(Beginning of Given entries)

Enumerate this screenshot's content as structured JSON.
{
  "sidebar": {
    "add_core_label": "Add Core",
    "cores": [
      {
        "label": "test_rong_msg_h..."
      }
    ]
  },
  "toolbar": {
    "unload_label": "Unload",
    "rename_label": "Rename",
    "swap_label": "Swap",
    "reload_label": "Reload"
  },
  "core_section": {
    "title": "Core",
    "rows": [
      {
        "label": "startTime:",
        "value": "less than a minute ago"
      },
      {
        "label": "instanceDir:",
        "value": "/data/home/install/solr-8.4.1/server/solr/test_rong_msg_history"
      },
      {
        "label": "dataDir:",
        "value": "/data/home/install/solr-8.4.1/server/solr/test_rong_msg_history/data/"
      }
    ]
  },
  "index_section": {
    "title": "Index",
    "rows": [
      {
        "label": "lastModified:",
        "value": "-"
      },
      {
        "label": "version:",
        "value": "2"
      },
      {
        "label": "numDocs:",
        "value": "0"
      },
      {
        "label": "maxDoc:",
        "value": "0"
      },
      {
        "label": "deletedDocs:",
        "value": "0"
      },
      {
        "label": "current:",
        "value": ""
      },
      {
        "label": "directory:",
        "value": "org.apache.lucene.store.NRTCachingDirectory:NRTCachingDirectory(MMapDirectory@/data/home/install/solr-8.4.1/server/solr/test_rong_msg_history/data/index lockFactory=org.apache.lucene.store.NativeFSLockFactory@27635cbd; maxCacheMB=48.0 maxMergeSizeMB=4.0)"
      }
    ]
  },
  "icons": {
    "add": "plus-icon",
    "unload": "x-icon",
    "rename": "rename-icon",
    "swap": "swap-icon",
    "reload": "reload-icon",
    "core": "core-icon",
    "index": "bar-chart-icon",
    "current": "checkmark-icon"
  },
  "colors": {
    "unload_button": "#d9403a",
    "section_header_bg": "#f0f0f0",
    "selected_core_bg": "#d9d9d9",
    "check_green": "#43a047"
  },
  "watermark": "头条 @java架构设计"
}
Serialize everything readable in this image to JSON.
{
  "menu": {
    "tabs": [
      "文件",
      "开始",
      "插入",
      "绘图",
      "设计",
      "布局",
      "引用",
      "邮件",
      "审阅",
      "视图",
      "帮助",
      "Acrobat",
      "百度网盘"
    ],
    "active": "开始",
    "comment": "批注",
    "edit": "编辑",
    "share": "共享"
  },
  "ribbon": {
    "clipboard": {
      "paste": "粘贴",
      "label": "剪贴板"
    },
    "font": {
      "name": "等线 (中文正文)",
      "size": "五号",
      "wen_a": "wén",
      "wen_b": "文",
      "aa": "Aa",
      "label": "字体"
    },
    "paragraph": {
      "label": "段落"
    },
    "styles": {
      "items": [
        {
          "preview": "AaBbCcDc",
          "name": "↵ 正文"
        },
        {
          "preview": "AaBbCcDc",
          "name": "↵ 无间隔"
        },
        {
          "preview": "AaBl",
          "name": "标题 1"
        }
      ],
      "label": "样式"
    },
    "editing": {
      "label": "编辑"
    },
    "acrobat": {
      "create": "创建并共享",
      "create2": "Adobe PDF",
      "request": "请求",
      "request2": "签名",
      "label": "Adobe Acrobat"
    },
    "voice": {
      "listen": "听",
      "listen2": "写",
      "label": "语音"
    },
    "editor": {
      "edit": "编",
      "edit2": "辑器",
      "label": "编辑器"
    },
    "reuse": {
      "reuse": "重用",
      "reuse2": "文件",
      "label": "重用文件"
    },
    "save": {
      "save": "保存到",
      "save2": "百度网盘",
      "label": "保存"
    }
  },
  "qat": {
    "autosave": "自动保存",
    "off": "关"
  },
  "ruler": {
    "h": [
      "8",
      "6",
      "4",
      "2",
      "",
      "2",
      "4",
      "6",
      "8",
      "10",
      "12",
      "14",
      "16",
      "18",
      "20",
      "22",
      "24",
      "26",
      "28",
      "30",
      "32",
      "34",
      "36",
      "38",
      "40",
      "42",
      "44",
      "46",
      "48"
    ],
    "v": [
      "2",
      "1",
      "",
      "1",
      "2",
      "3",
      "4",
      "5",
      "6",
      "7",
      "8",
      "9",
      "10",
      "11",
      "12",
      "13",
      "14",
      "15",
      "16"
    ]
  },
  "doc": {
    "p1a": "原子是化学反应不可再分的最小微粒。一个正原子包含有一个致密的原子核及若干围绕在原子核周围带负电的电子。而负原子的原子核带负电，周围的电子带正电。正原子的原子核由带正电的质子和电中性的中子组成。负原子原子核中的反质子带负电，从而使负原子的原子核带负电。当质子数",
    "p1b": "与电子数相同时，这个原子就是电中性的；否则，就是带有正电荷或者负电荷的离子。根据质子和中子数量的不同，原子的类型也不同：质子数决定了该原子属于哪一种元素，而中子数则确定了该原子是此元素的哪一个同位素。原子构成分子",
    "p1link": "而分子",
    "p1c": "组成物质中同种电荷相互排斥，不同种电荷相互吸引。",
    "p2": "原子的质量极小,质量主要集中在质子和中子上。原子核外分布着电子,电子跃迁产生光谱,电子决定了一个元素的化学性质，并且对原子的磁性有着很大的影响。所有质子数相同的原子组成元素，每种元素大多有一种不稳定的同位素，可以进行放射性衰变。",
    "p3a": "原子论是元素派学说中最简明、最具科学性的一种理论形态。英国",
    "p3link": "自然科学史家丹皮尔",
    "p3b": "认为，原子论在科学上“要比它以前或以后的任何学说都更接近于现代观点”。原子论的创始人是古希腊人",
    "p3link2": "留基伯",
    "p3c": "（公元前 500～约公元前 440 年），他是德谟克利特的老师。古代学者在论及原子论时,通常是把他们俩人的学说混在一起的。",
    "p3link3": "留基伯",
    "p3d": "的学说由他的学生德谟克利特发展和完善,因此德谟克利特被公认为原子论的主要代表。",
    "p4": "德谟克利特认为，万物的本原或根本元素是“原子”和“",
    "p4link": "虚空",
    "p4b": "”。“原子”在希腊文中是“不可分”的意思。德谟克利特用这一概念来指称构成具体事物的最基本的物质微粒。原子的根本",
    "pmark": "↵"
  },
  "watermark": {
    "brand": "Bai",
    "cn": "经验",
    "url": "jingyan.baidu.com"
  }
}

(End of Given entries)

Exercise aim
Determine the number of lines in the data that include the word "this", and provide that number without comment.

Task answer
2